* **Data records for software interfaces**:
------------------------------------------------------------

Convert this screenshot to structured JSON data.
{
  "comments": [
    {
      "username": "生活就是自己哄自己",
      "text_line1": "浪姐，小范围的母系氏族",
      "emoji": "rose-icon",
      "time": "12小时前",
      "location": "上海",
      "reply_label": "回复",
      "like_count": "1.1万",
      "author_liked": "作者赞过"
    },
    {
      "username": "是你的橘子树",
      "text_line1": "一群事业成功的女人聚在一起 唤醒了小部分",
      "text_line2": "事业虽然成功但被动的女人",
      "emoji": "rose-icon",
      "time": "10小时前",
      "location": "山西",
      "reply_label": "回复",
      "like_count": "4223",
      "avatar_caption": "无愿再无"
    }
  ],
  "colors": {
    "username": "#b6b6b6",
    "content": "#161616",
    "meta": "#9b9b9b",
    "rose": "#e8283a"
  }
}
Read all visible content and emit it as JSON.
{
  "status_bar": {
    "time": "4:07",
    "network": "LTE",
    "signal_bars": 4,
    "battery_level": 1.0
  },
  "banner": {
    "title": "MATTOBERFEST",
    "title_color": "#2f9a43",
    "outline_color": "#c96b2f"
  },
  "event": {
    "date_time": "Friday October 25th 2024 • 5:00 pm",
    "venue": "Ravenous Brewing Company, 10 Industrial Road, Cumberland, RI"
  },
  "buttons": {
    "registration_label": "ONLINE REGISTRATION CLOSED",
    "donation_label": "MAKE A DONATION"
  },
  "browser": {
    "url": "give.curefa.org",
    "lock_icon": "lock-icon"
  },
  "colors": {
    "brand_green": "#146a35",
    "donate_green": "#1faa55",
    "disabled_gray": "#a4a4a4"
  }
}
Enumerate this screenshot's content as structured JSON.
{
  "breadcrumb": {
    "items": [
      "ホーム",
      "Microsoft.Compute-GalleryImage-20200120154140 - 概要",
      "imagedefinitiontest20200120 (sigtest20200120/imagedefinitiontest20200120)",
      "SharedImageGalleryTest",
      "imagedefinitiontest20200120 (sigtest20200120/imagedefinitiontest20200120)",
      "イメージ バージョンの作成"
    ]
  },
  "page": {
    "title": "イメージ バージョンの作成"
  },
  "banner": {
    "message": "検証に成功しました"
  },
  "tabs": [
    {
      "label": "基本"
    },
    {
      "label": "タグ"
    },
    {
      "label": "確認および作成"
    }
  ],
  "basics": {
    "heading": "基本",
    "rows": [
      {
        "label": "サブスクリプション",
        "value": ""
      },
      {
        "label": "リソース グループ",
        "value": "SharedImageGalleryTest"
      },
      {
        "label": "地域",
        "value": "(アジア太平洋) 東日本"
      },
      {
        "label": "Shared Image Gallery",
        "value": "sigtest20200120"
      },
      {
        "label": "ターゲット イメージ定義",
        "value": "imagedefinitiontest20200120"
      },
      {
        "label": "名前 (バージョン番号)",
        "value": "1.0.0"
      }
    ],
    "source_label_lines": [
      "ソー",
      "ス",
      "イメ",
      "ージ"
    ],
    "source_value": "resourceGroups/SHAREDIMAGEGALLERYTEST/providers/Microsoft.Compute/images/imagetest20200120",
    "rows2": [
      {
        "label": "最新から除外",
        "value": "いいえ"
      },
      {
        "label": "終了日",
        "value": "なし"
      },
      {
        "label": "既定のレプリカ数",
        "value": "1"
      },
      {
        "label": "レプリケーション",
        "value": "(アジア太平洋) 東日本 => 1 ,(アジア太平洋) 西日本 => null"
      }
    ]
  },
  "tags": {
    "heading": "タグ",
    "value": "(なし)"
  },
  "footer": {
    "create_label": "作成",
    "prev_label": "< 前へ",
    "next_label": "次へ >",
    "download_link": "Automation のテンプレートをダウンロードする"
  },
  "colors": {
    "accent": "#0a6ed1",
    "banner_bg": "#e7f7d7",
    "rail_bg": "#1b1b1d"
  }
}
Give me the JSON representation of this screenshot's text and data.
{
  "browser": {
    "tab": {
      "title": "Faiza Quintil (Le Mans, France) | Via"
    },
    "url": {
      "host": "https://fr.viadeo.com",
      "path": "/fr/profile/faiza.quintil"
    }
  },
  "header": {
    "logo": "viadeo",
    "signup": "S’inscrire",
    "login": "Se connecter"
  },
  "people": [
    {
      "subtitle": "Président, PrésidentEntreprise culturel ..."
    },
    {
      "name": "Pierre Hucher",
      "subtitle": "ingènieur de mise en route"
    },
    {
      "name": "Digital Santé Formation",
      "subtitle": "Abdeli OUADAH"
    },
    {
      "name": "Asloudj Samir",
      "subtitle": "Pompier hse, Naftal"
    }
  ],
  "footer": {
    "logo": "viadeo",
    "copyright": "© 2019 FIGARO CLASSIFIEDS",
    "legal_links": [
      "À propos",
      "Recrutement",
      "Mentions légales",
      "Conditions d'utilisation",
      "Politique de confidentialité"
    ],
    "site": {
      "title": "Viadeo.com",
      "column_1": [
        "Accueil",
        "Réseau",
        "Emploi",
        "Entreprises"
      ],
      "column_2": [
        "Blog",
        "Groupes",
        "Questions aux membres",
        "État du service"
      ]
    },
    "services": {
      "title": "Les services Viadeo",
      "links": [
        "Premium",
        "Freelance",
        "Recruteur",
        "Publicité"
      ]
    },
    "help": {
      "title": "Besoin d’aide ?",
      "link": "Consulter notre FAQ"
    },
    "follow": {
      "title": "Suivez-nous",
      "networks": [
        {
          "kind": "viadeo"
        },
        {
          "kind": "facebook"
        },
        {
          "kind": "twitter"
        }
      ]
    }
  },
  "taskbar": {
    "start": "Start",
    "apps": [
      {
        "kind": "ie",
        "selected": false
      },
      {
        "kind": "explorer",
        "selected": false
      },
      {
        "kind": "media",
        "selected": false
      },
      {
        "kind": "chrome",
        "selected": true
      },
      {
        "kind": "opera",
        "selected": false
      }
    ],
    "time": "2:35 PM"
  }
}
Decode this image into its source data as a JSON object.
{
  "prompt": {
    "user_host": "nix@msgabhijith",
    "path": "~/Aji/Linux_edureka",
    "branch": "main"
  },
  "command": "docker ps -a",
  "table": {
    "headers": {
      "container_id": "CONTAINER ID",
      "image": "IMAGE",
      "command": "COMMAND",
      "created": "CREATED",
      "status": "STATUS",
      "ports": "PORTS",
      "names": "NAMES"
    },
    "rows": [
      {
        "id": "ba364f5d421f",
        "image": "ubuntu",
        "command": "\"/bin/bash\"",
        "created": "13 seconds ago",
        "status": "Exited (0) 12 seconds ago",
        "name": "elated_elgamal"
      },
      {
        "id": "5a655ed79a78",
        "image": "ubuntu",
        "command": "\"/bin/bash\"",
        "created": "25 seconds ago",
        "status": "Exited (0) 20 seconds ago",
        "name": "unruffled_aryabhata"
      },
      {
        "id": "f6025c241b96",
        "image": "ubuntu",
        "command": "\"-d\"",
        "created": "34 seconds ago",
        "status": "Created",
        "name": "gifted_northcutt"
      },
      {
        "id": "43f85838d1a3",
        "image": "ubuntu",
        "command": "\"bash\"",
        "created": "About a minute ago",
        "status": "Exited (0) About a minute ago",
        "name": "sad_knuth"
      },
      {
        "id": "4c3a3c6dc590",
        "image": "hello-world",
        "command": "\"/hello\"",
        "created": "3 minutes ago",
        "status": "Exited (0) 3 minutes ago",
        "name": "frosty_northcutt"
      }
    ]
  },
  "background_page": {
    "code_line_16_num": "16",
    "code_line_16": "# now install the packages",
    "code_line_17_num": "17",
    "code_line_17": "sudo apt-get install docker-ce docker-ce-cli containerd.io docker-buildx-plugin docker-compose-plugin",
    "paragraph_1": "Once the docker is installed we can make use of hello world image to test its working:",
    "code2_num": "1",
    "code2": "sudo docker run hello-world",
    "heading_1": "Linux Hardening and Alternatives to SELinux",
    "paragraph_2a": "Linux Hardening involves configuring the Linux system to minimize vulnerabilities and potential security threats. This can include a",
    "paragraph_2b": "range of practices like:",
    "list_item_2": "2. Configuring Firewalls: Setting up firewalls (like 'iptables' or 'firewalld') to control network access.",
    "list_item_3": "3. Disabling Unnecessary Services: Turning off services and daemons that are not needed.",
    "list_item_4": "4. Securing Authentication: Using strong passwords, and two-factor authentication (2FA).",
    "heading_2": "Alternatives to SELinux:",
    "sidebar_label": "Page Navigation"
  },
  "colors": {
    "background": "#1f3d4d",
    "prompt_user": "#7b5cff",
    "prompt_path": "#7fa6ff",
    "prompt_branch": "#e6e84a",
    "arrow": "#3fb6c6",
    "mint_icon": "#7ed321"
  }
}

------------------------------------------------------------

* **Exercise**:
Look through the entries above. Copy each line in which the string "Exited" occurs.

* **Answer space**:
        "status": "Exited (0) 12 seconds ago",
        "status": "Exited (0) 20 seconds ago",
        "status": "Exited (0) About a minute ago",
        "status": "Exited (0) 3 minutes ago",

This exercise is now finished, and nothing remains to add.